“The Ideal Ruins” C40 (Hylé Tapes)

 Do we call Takahiro Mukai prolific now? He’s released eight tapes in the past two years, among other things, so I think it’s safe to say he’s going through a creative streak. I’ve even reviewed him on this very blog before. I know you want to relive his Telly, Washer & Fridge release on Entertainment Systems, because we’re all in this together.

The Osaka musician has found a newish home for this release, our old standby Hylé Tapes (and dang, they’re the excellent-est). I wrote before about how Mukai’s music would be perfect for seasick, alternate-gravity-pressure dancefloors (or at least something along those lines), and he’s proving my intuitions right yet again. This is awesome dubby-steppy weirdness, if everything was coated in soap bubbles and slowed down to tub-drain speed. This is dance music for MOMA installations, and it only gets as fast and crazy as “#236” and “#244” allow it to. (Numbers only for TM’s song titles.)

Yeah, this is modern art as recognized and configured in sound waves, and it points to the future. Mukai’s harnessed his synthesizer rig and wrangled it into an abstract wilderness where East meets West in a psionic global showdown. He is the MC of the event, and he is only in our minds. We’re on the brink of total annihilation, and The Ideal Ruins is the soundtrack piped in from another reality to hasten the action.

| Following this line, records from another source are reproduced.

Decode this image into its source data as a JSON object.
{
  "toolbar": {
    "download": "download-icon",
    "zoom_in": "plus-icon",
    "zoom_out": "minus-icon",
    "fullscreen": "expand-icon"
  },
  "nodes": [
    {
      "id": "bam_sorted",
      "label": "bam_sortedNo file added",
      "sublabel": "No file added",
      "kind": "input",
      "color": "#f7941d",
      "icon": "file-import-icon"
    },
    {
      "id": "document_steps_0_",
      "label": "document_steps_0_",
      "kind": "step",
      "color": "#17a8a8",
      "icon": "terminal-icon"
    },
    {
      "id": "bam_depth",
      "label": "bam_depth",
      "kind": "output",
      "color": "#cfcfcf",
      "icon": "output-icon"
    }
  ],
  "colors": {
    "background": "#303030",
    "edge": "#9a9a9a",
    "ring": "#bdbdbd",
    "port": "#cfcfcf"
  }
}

Maybe that’s what he’s insinuating by his title, The Ideal Ruins, that we’re dancing in our reconfigured postapocalyptic bodies upon the grave of modern civilization. We’re beyond everything, and this is what’s left. Fortunately, Takahiro Mukai has survived to make everything a little more pleasant. Or maybe he was never actually here in the first place.

--Ryan Masteller